• **Your assignment**:
Please return all lines from the records below that include the string "Kierunek".

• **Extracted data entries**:

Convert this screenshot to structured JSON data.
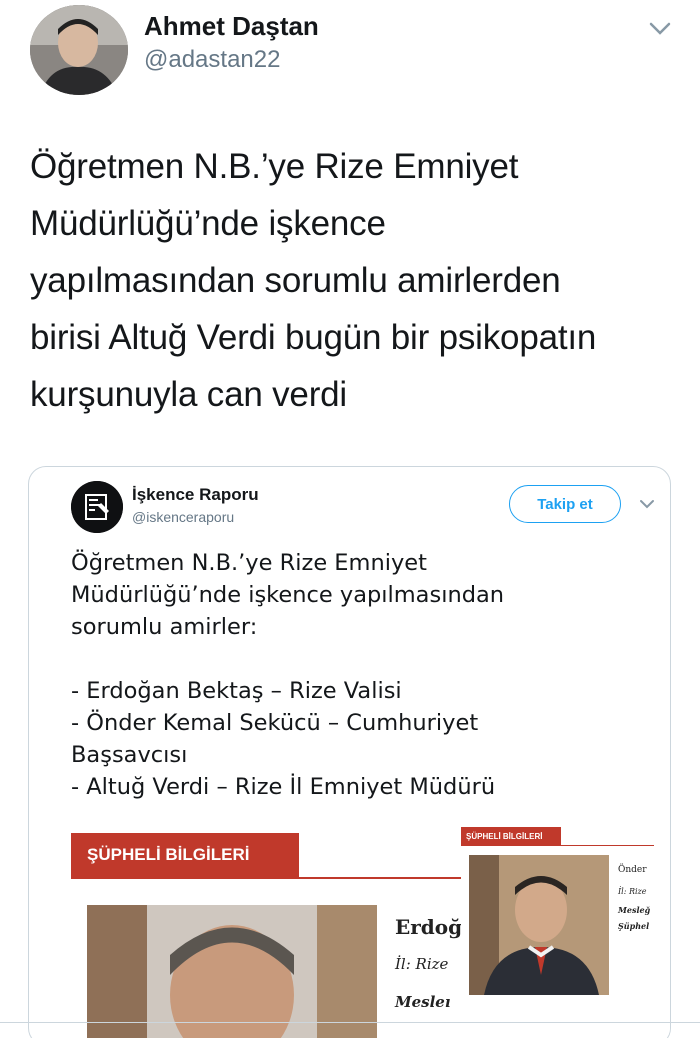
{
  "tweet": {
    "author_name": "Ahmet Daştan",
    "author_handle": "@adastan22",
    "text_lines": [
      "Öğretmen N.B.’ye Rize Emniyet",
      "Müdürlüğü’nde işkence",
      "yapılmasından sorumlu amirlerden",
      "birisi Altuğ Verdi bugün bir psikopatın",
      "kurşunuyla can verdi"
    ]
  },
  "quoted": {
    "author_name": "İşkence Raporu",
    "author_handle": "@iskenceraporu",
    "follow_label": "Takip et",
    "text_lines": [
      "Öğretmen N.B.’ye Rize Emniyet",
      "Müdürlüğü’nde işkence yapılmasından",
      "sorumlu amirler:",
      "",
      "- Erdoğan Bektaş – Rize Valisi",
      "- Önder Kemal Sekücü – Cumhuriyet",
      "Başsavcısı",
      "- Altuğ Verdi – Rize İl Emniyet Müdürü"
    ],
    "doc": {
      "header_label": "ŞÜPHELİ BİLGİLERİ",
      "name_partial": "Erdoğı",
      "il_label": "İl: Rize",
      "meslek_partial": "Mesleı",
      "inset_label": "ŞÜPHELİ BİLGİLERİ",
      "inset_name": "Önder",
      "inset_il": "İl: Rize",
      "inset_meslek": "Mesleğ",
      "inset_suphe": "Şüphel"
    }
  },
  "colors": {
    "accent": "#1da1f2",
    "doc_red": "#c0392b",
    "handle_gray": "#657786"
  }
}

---

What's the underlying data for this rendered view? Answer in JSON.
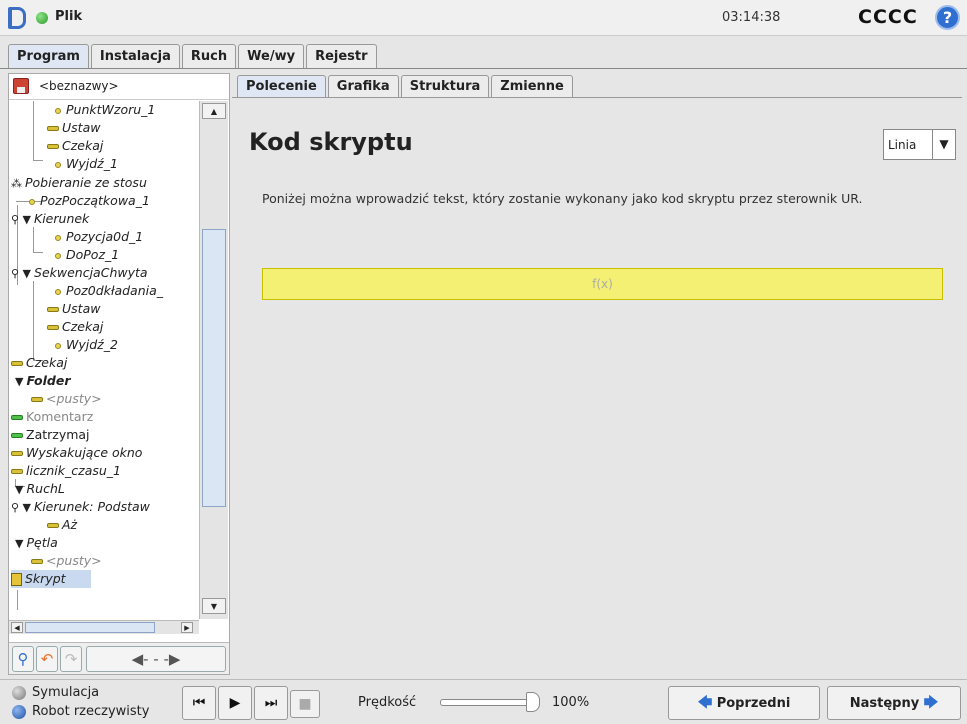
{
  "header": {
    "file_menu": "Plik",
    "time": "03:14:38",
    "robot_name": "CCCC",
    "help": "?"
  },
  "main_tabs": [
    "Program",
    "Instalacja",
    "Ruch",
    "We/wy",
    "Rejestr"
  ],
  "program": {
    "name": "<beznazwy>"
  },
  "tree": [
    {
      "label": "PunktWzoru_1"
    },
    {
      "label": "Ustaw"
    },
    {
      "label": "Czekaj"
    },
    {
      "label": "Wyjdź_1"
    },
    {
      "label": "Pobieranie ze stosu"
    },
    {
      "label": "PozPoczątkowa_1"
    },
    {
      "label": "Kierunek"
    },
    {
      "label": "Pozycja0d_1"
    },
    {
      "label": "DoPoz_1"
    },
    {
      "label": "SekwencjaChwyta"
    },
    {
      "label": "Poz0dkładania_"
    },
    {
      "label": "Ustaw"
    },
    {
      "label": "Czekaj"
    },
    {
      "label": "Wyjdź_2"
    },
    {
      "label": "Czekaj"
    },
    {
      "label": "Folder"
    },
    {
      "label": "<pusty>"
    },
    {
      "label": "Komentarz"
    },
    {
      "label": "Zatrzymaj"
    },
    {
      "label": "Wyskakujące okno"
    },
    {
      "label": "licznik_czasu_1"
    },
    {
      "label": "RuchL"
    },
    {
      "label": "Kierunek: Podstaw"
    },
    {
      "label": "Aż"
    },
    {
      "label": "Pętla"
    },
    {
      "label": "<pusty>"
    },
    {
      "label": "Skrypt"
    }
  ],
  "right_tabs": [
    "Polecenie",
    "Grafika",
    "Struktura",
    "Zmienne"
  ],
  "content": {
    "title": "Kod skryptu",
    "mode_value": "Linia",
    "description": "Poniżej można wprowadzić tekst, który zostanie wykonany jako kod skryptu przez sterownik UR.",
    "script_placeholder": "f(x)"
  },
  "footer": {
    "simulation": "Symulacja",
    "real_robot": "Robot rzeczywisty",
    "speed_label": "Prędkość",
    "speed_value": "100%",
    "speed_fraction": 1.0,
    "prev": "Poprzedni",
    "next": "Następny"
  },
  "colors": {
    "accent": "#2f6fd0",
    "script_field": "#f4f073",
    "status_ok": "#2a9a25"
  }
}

• **Response below**:
      "label": "Kierunek"
      "label": "Kierunek: Podstaw"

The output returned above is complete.